It was a very strange comment to make about the judicial system.
This is why I was asking earlier about the legal weight of testimony in a Royal Commission.
Pell flat out said that the systematic rape of children in his organisation was “of very little interest to me”.
Granted, that opinion has absolutely no legal relation to the crimes he has been convicted of, but it sure as hell says a lot about his “character”.
Don’t know about rape charge durations, but if you can’t be arsed reading that (it’s 150 pages, but Is interesting) this quick vid sums up how and why so many indigenous people are imprisoned on traffic offences in WA.
Yeah. The number for the ATO whistleblower was derived from a stupid clickbait article that totaled up all the potential maximum sentences from the charges they were potentially facing (all to do with consent around recording conversations I think, or something like that), whereas the Pell number was based on the sentence handed down in a criminal trial.
Yep. This comment (more than anything else) made my blood boil the most, along with his comments to the parents/victims/community regarding Ridsdale. Completely disinterested & lacking empathy & now we know why - because he WAS ONE OF THEM!!!
IIRC, he did say that it was of little interest AT THAT TIME.
In a way that’s worse, as he was putting his career above pastoral care ( he had educational responsibilities at the time) and also possible breaches of canon law.
I wonder if his brain was trying to formulate some response that distanced him from any interest in the kiddy fiddling activity personally and so he was subconsciously defending himself rather than addressing the issue. And it came out terribly. Would be consistent with his guilt of something not directly being talked about messing up his response to what was being talked about.
The judge make reference to Pell’s authority as the Archbishop, and how that would have intimidated the kids.
Presumably these kids believed in the same god as Pell does, and they would have seen Pell as a direct authority not only as a church representative, but as their god’s representative also. Wouldn’t that be even more of an intimidating factor?
They would have been thinking; “This man of god is raping me and god is letting it happen…!!”
It’s not as if Pell was the boss of some other organisation. Pell had a multi layered position. So to me that makes his offence twice as bad.
Was the “god” factor ever discussed??
The track record of the Catholic Church would seem to indicate that God is pretty cool with the whole child-rapist priest thing. It’s kind of being going on for a while now…
Pell’s unempathetic response at the time was more likely an attempt to hide his own guilt. He was part of the cabal & he knew it (I am aware of the dates - so read into that what you will). And the Melbourne Response was concocted by the lawyers he had engaged. He chose a legalistic, rather than pastoral care approach. In other words, he wanted to silence the victims with cash payments. He is scum.

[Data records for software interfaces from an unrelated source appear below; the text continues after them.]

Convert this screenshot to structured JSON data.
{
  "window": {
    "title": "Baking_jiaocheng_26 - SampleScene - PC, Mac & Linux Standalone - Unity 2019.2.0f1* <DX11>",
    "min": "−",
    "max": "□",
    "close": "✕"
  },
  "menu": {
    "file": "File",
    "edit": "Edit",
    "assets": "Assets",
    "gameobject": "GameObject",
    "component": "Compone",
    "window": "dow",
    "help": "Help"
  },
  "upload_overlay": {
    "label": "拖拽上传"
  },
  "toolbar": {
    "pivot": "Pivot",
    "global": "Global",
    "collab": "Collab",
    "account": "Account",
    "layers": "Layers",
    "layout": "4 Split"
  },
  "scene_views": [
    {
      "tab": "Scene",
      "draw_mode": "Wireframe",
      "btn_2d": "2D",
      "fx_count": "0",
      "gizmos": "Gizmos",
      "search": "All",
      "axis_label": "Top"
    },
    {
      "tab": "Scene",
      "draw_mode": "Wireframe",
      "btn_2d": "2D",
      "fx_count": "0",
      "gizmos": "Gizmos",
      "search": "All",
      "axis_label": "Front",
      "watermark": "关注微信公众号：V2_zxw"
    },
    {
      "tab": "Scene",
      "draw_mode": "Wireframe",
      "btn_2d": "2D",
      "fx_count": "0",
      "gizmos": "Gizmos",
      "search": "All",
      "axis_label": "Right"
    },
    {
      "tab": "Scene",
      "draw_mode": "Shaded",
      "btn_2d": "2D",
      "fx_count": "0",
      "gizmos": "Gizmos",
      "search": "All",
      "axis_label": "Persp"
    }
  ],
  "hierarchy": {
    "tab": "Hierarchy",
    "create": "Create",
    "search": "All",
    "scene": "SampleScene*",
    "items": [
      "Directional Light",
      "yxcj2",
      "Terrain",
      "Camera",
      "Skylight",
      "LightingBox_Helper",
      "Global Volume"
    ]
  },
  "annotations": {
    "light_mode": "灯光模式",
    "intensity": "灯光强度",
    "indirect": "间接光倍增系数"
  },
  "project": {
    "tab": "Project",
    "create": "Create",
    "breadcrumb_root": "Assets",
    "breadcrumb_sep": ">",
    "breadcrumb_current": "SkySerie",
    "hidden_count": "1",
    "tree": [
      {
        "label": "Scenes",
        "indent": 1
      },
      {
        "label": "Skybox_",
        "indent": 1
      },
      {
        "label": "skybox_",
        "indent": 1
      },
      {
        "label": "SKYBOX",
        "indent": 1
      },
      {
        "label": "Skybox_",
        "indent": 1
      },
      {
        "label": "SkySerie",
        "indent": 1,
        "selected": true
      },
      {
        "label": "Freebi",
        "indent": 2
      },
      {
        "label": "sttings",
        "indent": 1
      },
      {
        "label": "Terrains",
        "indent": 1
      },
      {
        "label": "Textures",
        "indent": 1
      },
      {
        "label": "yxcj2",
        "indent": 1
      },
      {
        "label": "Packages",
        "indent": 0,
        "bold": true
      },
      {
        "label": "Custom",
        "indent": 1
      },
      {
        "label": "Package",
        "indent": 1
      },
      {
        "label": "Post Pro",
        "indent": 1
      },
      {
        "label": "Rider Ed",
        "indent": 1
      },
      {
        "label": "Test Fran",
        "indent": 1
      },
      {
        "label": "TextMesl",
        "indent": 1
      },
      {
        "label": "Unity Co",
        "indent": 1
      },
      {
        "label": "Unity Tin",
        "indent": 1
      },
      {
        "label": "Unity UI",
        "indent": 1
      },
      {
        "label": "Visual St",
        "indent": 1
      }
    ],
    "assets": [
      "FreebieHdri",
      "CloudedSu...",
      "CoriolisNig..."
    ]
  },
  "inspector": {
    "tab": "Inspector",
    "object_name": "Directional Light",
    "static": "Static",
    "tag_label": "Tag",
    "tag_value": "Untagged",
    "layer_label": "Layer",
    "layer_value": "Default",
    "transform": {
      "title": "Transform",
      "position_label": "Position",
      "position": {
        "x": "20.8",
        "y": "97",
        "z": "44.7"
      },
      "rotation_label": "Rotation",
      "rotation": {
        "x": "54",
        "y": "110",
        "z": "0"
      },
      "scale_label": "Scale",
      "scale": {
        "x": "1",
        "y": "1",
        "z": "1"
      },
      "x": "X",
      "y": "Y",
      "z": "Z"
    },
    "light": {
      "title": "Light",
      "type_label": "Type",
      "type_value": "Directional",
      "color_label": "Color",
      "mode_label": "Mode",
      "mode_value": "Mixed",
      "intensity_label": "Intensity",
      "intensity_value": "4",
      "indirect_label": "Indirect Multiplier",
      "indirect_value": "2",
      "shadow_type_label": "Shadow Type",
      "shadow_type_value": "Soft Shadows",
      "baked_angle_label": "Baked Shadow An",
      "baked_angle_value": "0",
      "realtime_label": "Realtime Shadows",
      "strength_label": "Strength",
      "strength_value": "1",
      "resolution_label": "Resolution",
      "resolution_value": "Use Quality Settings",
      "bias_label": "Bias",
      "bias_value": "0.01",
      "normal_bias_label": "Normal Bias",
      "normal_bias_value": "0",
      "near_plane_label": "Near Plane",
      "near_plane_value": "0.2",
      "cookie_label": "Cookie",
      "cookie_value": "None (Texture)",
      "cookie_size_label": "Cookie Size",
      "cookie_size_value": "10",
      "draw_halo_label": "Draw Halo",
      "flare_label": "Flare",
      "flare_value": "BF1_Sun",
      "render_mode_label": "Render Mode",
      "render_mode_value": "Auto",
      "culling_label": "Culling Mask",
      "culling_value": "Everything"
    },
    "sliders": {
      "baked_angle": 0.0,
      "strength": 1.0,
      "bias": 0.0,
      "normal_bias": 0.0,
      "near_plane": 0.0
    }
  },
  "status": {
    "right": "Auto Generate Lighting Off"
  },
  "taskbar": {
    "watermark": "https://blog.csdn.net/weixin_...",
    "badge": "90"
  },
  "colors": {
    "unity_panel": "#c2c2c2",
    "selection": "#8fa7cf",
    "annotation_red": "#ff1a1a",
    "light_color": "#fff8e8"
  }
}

Swift movement by the courts.
Also a bit of pre-emptive legal cover. He said there were rumours in Ballarat at the time.Bacchus would know whether any complaints were put to him directly, but to note that former Archbishop Wilson was acquitted on appeal, because he did not believe the accusers.
As noted by Kidd, accusers are now given more credibility than in 1996.
Kidd’s statement is a model of the order of analysis and clarity. He avoided legal jargon, but was able to explain legal concepts/principles such as gravity of offence and cumulative/concurrent sentencing to a general audience. My only objection was his use of emotive terms such as arrogant and brazen, but perhaps that is standard in sentencing .
Pell did not wear a clerical collar for the sentencing . Nor did he wear his Cardinal’s ring given by the Pope. Does he have the option to retire?
Yes if the Melbourne Response was all about care and compensating victims rather than defensively protecting the brand, why demand silence by victims for money. Capped at the cost of a good car - for a wrecked life, with the threat of stoushing with the legal resources that the inexhaustible church funds could pay for. Should have been called the Bully Response.
Why? Judge Kidd could have been referring to Pell’s lack of remorse or the manner in which he answered the detective’s questions. Arrogant is one of the first adjectives that comes to mind when thinking about Pell. So, I reckon he nailed that one.
Brazen - given the supposed small window of time he had to commit the offences (along with those in the vicinity) his acts were most definitely brazen.
Apart from that, it is widely acknowledged that he ran a tight courtroom.
Has he got 6 without parole?
6 years with 3 years and 8 months non-parole period.
So essentially about 4 years if they let him out.
He may not have got a huge sentence but he’s been whacked all up.
Lost his job
Lost his power
Hopefully gets defrocked as a cardinal
Lost his reputation and standing in the community and history books.
It’s a huge fall from grace. You can argue he deserves more, but I’m comfortable knowing he’s been screwed pretty hard.
I would be a lot more comfortable with it if the victims were comfortable with it.
I don’t know about sentencing, but the same guys who gave Pell positive character assessments, sent the military into indigenous communities on the basis of suggestions of child abuse